His papacy coincided with the start of the Jubilee year of 1550 and this was a pope attracted to the glitter and glamour of the papal court. He loved pleasure, banquets, gambling, masked balls and hunting. Nepotism was again rampant. He even had his brother adopt a street urchin whom many believed was his son, and he raised him to the level of cardinal despite his continuing dissipation. This youth, Innocenzo, died by the time he was forty-six years of age.
It is interesting that Julius’ lifestyle as a pope was so characterized by secular living since he had shown himself to be so rigorous as a student and strident while in service to the popes for whom he worked prior to his own pontificate. Once he assumed the office, however, this marked change in style prevailed much to the discredit of the papal office.
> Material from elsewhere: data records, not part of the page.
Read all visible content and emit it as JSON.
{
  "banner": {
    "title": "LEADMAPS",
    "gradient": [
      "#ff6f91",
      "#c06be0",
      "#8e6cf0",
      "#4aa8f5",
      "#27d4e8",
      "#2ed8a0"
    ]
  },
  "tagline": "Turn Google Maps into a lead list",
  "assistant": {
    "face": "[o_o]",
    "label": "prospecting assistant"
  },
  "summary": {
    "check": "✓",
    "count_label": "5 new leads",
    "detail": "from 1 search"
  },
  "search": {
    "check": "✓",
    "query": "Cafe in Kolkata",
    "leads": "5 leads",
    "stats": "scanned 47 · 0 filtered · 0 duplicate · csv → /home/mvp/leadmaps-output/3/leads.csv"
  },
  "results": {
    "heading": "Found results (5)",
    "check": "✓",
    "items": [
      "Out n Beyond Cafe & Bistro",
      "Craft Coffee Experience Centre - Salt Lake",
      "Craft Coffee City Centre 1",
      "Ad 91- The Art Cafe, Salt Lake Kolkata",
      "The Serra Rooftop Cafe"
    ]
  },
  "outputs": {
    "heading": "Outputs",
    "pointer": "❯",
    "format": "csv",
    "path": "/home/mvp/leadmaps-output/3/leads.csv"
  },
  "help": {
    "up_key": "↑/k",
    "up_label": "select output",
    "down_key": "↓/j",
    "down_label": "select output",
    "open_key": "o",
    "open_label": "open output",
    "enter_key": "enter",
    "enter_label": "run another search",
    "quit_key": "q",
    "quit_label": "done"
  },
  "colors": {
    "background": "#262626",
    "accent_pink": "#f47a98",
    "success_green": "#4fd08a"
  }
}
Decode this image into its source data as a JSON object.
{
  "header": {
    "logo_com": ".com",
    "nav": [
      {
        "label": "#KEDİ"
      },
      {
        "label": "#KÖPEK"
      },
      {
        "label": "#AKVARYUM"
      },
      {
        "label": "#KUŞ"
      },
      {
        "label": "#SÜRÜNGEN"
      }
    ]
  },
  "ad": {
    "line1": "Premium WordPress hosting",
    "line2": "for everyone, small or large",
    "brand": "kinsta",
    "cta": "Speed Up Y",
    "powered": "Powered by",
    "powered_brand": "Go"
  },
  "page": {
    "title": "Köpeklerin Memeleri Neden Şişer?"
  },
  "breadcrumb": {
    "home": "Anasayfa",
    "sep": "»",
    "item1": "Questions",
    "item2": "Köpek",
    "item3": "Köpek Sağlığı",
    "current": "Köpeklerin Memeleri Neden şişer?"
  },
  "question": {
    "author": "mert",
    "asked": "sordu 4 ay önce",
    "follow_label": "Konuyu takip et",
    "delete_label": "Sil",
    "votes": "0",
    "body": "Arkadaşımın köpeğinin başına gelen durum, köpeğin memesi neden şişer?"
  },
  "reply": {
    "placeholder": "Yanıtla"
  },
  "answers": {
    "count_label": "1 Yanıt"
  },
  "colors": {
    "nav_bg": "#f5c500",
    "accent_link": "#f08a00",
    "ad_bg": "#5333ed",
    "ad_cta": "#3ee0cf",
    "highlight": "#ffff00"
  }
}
Despite his own questionable conduct not all of his papacy was negative. In the religious sphere, he reconvened the Council of Trent in 1551, moving it from Bologna back to Trent. As always these decisions hinged on the Emperor’s personal preferences. The Emperor was pleased with this decision. He urged the Protestant princes to attend the council hoping to end the schism and bring them back to union with Rome.
At this session of the council doctrines affecting us even to the present time were established. They included doctrines on the Eucharist, confession and Extreme Unction. Then the Protestants arrived and it became clear that these dogmas were impossible for them to accept. All hope for reconciliation was shattered. In the midst of a war over papal landholdings the council was again suspended for two years.
However, Julius continued the work of reform confirming the constitution of the Jesuits in 1550. He founded a German college for the purpose of training German priests to restore Catholicism there.
In 1553, with Mary I, a Catholic and the daughter of Catherine of Aragon and Henry VIII on the throne of England, he welcomed England back into the church. Though short-lived, this was one of the highlights of his papacy.
True to his Renaissance nature, the arts and music flourished during his short pontificate. He fostered the Vatican library by appointing Cervini, the future Pope Marcellus II (1555) to serve as its scholarly librarian. Michaelangelo became the chief architect of St. Peter’s. One of the greatest Renaissance composers, Palistrina, became the choirmaster. Julius built the church of St. Andrea della Via Flaminia to commemorate his escape from death during the sack of Rome in 1527.
His political alliances proved less fruitful. Always ongoing were the dealings between the French king—this time, Henry II– and the Emperor Charles V and the German princes. When Julius tried to take back land from his predecessor, Paul III’s grandson, Octavio Farnese, war broke out resulting in the council’s suspension once again.
An assessment of his papacy can clearly be seen when upon his death in 1555, Julius was buried in a simple tomb in the Vatican grottoes since he was deemed unworthy of a mausoleum.
In spite of a papacy held by a man ill suited to fulfill the spiritual needs of his time, reform continued and missionary work flourished. Not only was there Catholic influence in Germany, but also as he neared death St. Francis Xavier was en route to China after preaching in India and Japan. Franciscans and Dominicans were spreading the Gospel in the Americas. The life of the church was not crushed by his inability to lead it in a manner befitting such a holy office.